The arms forbidden by the first of these Acts, and therefore commonly worn at that time, are “broadsword or target, poignard, whinger or durk, side pistol, gun, or other warlike weapon.”
Section 17 of the 19th George II. provides for the dress. After the 1st of August 1747 it was unlawful for civilians, “on any pretence whatsoever, to wear or put on the clothes commonly called Highland Clothes, that is to say, the plaid, philibeg or little kilt, trowse, shoulder belts, or any part whatsoever of what peculiarly belongs to the Highland Garb; and that no Tartan or party-coloured Plaid, or Stuff, shall be used for Greatcoats or for upper Coats.” The penalty was, for a first offence, six months’ imprisonment; and seven years’ transportation for a second offence.

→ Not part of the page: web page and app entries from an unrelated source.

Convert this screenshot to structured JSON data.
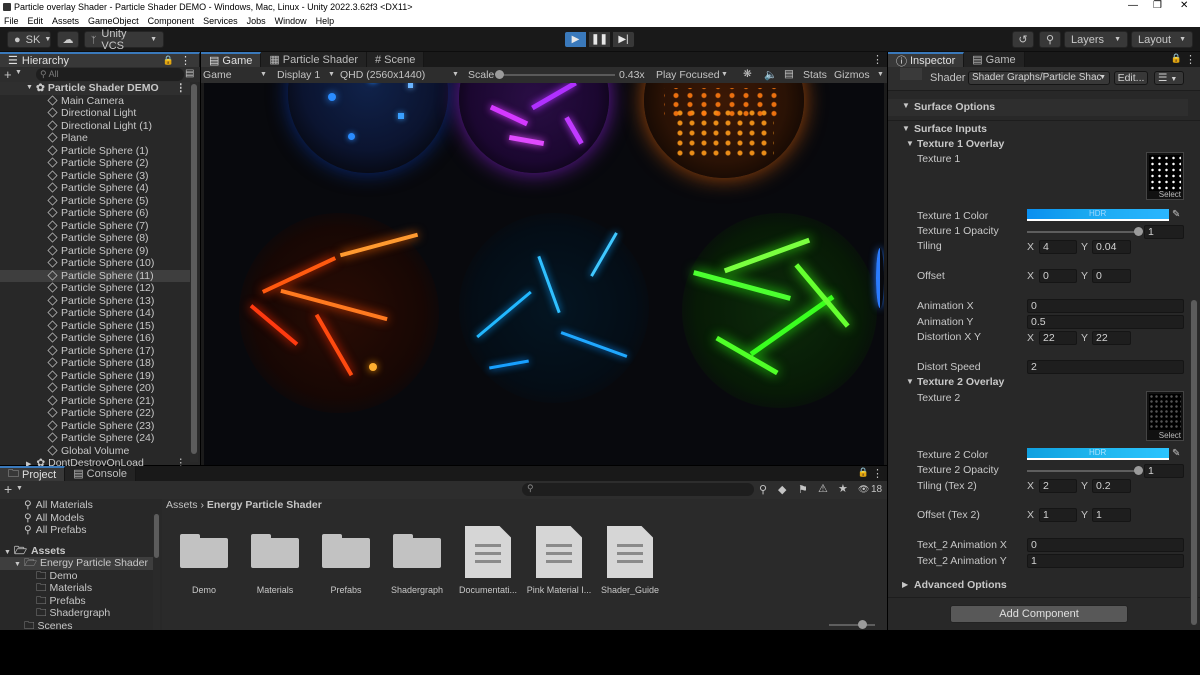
{
  "window": {
    "title": "Particle overlay Shader - Particle Shader DEMO - Windows, Mac, Linux - Unity 2022.3.62f3 <DX11>"
  },
  "menu": [
    "File",
    "Edit",
    "Assets",
    "GameObject",
    "Component",
    "Services",
    "Jobs",
    "Window",
    "Help"
  ],
  "toolbar": {
    "account": "SK",
    "vcs": "Unity VCS",
    "layers": "Layers",
    "layout": "Layout"
  },
  "hierarchy": {
    "tab": "Hierarchy",
    "search_placeholder": "All",
    "scene": "Particle Shader DEMO",
    "items": [
      "Main Camera",
      "Directional Light",
      "Directional Light (1)",
      "Plane",
      "Particle Sphere (1)",
      "Particle Sphere (2)",
      "Particle Sphere (3)",
      "Particle Sphere (4)",
      "Particle Sphere (5)",
      "Particle Sphere (6)",
      "Particle Sphere (7)",
      "Particle Sphere (8)",
      "Particle Sphere (9)",
      "Particle Sphere (10)",
      "Particle Sphere (11)",
      "Particle Sphere (12)",
      "Particle Sphere (13)",
      "Particle Sphere (14)",
      "Particle Sphere (15)",
      "Particle Sphere (16)",
      "Particle Sphere (17)",
      "Particle Sphere (18)",
      "Particle Sphere (19)",
      "Particle Sphere (20)",
      "Particle Sphere (21)",
      "Particle Sphere (22)",
      "Particle Sphere (23)",
      "Particle Sphere (24)",
      "Global Volume"
    ],
    "selected": "Particle Sphere (11)",
    "dontdestroy": "DontDestroyOnLoad"
  },
  "center_tabs": [
    "Game",
    "Particle Shader",
    "Scene"
  ],
  "game_bar": {
    "mode": "Game",
    "display": "Display 1",
    "resolution": "QHD (2560x1440)",
    "scale_label": "Scale",
    "scale_value": "0.43x",
    "scale_fraction": 0.0,
    "play_mode": "Play Focused",
    "stats": "Stats",
    "gizmos": "Gizmos"
  },
  "inspector": {
    "tabs": [
      "Inspector",
      "Game"
    ],
    "shader_label": "Shader",
    "shader_value": "Shader Graphs/Particle Shac",
    "edit_button": "Edit...",
    "sections": {
      "surface_options": "Surface Options",
      "surface_inputs": "Surface Inputs",
      "tex1_overlay": "Texture 1 Overlay",
      "tex2_overlay": "Texture 2 Overlay",
      "advanced": "Advanced Options"
    },
    "texture1": "Texture 1",
    "texture2": "Texture 2",
    "select": "Select",
    "hdr": "HDR",
    "tex1_color": "Texture 1 Color",
    "tex1_opacity": "Texture 1 Opacity",
    "tex1_opacity_value": "1",
    "tex1_opacity_fraction": 1.0,
    "tiling": "Tiling",
    "tiling_x": "4",
    "tiling_y": "0.04",
    "offset": "Offset",
    "offset_x": "0",
    "offset_y": "0",
    "anim_x": "Animation X",
    "anim_x_value": "0",
    "anim_y": "Animation Y",
    "anim_y_value": "0.5",
    "distortion": "Distortion X Y",
    "distortion_x": "22",
    "distortion_y": "22",
    "distort_speed": "Distort Speed",
    "distort_speed_value": "2",
    "tex2_color": "Texture 2 Color",
    "tex2_opacity": "Texture 2 Opacity",
    "tex2_opacity_value": "1",
    "tex2_opacity_fraction": 1.0,
    "tiling2": "Tiling (Tex 2)",
    "tiling2_x": "2",
    "tiling2_y": "0.2",
    "offset2": "Offset (Tex 2)",
    "offset2_x": "1",
    "offset2_y": "1",
    "t2ax": "Text_2 Animation X",
    "t2ax_value": "0",
    "t2ay": "Text_2 Animation Y",
    "t2ay_value": "1",
    "add_component": "Add Component",
    "x": "X",
    "y": "Y"
  },
  "project": {
    "tabs": [
      "Project",
      "Console"
    ],
    "favorites": [
      "All Materials",
      "All Models",
      "All Prefabs"
    ],
    "assets_root": "Assets",
    "tree": [
      "Energy Particle Shader",
      "Demo",
      "Materials",
      "Prefabs",
      "Shadergraph",
      "Scenes"
    ],
    "breadcrumb": [
      "Assets",
      "Energy Particle Shader"
    ],
    "hidden_count": "18",
    "items": [
      {
        "name": "Demo",
        "kind": "folder"
      },
      {
        "name": "Materials",
        "kind": "folder"
      },
      {
        "name": "Prefabs",
        "kind": "folder"
      },
      {
        "name": "Shadergraph",
        "kind": "folder"
      },
      {
        "name": "Documentati...",
        "kind": "doc"
      },
      {
        "name": "Pink Material I...",
        "kind": "doc"
      },
      {
        "name": "Shader_Guide",
        "kind": "doc"
      }
    ]
  },
  "colors": {
    "accent": "#3a79bb",
    "tex1_hdr": "#19a8f0",
    "tex2_hdr": "#1fb6ee"
  }
}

As no provision was made for clothing those whom the legislature thus stripped, as the climate is severe and unfit for the cultivation of figs, and the people were poor; and as loyal districts were included, this might be called, “the Act for the un-civilization of the Highlands, and the profit of cloth workers.”

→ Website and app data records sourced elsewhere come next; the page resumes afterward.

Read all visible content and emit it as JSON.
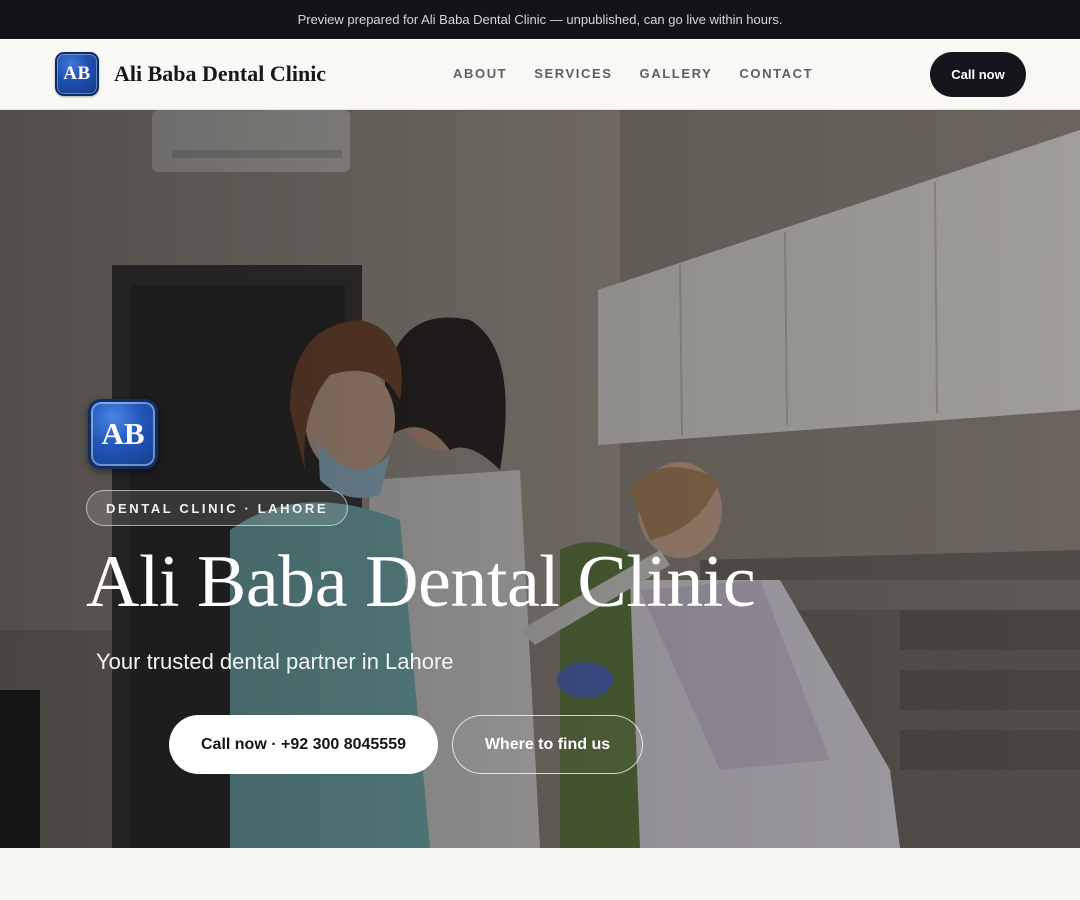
{
  "banner": {
    "text": "Preview prepared for Ali Baba Dental Clinic — unpublished, can go live within hours."
  },
  "header": {
    "logo_initials": "AB",
    "brand_name": "Ali Baba Dental Clinic",
    "nav": [
      {
        "label": "ABOUT"
      },
      {
        "label": "SERVICES"
      },
      {
        "label": "GALLERY"
      },
      {
        "label": "CONTACT"
      }
    ],
    "cta_label": "Call now"
  },
  "hero": {
    "logo_initials": "AB",
    "eyebrow": "DENTAL CLINIC · LAHORE",
    "title": "Ali Baba Dental Clinic",
    "subtitle": "Your trusted dental partner in Lahore",
    "primary_button": "Call now · +92 300 8045559",
    "secondary_button": "Where to find us",
    "background_image": "dental-clinic-photo"
  },
  "colors": {
    "banner_bg": "#121418",
    "accent_dark": "#14161b",
    "logo_blue": "#2156b8",
    "page_bg": "#f8f7f4"
  }
}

A collection of Gaelic poetry was made some years ago in Skye for Mrs. Ferguson, sister of MacLeod of MacLeod. There are 795 lines of the usual traditional poetry, with stanzas and lines which I had not previously got, and with many variations. The collection comprises –
- Laoidh Chuinn, lines 128
- “ “ Dhiarmaid, “ 84
- “ “ na Inghean, “ 65
- “ “ an Amadain Mhòr, “ 222
- “ “ an Dearg, “ 116
- “ “ Phadric na Salm, “ 180
Several Ossianic pieces were printed in a book published 1814 at Edinburgh, “Thoughts on the Origin and Descent of the Gael, etc. etc.” By James Grant, advocate, These include versions of –
- Bas Dhiarmaid.
- Address to the Sun.
- Comhrag Fhinn agus Ghairbh Mac Starnn.
- Cuchullin in his Car, and some fragments.
Those which were orally collected for the author in Ross and Skye are of the usual traditional character, but he condemns the first as wanting in poetical merit. He was a firm believer in the published Ossian, and the book is worthy of attention.